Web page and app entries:
'''
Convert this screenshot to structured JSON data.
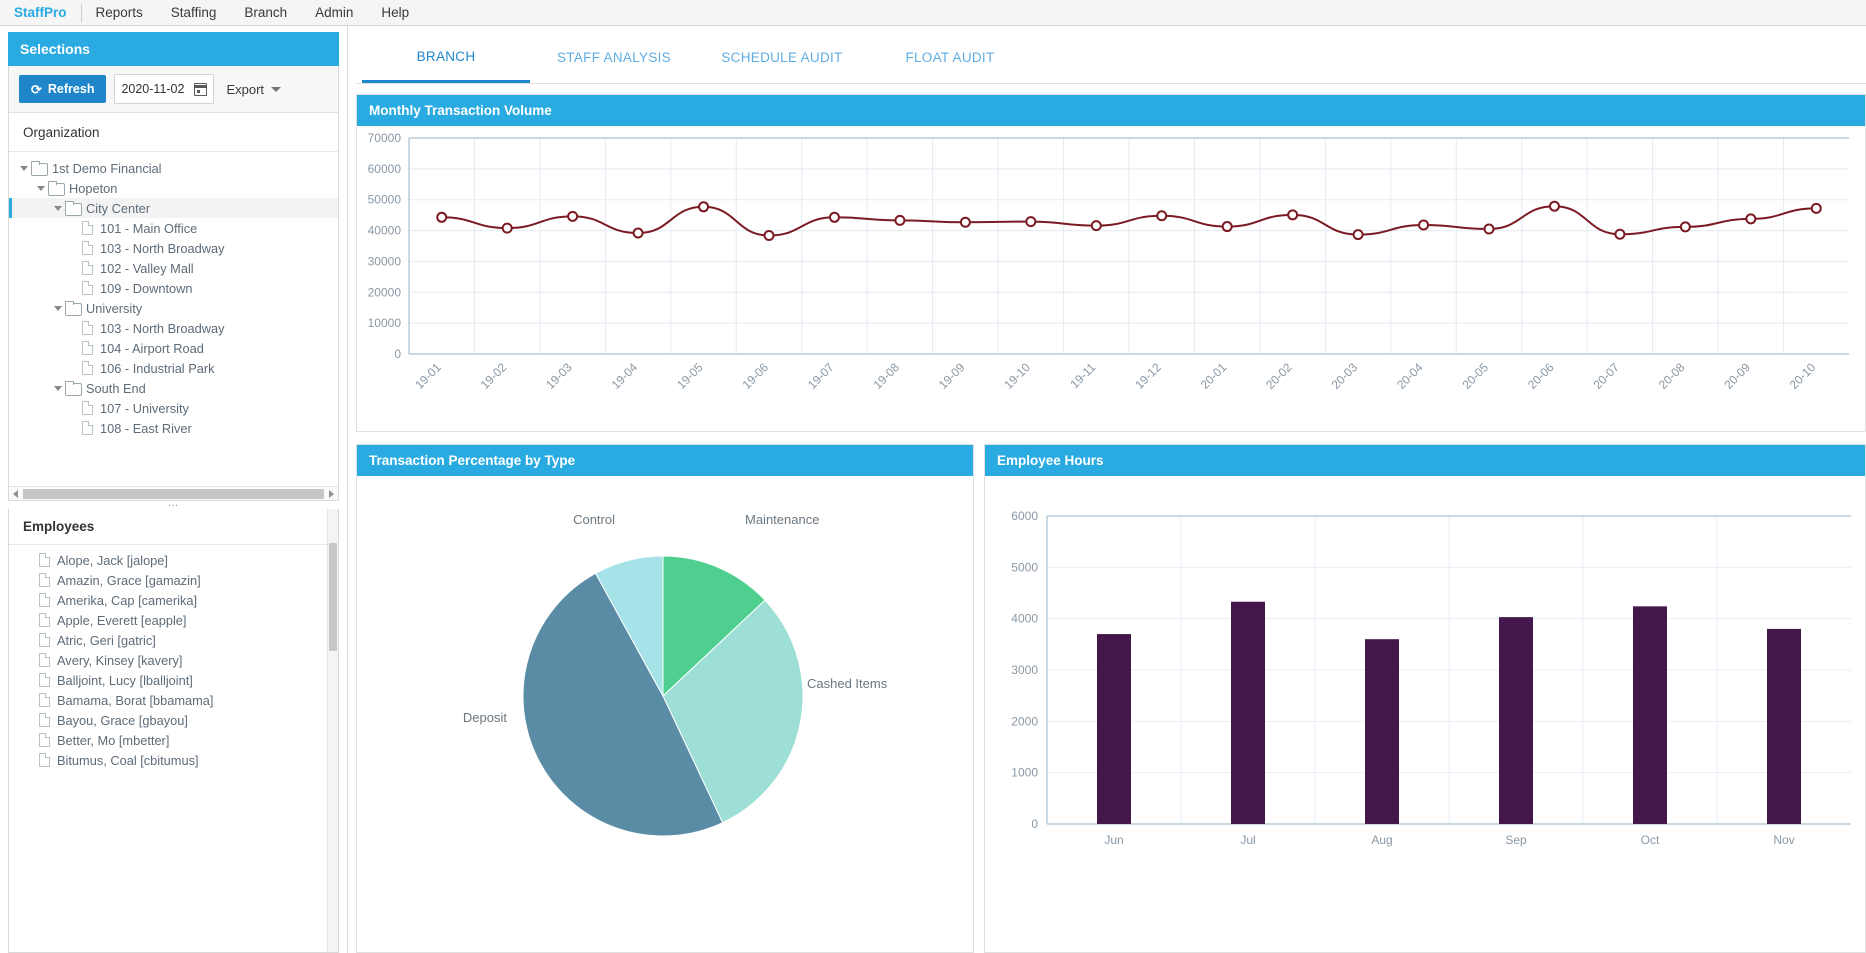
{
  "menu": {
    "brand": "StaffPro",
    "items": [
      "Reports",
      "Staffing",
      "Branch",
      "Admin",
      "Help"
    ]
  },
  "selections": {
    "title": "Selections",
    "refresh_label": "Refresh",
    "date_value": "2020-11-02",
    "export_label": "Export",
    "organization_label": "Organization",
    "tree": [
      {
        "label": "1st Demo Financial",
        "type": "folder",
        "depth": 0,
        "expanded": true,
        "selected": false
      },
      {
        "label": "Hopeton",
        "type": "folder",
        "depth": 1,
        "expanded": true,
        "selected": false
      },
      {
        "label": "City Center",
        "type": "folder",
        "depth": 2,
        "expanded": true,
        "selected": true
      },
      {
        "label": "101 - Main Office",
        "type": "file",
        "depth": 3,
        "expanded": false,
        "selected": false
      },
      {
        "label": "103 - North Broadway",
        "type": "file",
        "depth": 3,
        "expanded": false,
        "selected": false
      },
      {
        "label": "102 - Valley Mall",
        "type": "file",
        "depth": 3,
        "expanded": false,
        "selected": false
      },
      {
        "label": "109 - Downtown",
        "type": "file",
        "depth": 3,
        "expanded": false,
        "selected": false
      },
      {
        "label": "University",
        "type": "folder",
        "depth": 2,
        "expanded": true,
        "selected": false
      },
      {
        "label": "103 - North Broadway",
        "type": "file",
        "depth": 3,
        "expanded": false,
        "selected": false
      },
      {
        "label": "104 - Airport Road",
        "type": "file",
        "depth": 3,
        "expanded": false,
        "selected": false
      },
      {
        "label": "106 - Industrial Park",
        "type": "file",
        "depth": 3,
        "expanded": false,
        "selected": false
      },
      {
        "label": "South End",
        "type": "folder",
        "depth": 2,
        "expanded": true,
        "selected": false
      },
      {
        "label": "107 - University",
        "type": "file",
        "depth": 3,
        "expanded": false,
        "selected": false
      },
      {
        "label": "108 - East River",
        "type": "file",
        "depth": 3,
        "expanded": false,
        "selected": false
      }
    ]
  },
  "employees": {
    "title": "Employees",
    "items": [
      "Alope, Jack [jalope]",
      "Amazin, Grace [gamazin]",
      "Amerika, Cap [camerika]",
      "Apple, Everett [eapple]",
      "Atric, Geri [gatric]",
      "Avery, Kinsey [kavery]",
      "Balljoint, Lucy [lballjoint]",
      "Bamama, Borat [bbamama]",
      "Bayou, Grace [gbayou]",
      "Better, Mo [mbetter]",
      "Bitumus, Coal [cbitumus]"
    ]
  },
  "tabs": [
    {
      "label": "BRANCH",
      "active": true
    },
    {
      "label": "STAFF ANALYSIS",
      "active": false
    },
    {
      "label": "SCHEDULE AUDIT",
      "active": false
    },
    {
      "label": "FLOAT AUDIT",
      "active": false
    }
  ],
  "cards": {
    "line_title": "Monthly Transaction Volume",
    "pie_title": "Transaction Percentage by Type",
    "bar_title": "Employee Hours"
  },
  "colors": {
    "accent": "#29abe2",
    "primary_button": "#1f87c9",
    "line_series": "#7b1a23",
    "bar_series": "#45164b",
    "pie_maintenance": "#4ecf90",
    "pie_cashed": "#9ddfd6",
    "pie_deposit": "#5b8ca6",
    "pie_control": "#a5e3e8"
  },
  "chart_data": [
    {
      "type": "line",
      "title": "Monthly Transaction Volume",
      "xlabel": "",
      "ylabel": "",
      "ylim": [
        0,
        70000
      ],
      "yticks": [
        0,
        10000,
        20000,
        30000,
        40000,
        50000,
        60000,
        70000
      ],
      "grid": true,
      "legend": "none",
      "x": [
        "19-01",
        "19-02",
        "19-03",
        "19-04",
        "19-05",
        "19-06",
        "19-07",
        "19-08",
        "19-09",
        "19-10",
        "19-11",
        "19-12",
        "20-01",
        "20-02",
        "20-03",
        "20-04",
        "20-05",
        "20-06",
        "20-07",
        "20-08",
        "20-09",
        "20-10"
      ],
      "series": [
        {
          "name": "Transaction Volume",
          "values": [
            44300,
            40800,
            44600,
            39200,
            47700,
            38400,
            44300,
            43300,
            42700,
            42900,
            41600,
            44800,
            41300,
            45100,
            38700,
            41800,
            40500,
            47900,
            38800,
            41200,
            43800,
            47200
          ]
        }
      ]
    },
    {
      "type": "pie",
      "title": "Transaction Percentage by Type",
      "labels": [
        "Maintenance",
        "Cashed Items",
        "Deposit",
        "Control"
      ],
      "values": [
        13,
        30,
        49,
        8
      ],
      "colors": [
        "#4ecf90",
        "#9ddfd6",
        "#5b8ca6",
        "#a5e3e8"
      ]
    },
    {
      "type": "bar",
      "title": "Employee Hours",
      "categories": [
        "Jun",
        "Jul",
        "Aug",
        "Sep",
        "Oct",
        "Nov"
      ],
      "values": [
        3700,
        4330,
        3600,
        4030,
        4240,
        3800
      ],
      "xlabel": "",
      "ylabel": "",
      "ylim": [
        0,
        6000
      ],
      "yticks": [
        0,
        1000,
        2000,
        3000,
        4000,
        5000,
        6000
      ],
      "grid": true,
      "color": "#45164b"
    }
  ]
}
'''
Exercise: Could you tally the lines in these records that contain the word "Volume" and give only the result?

Finished exercise: 3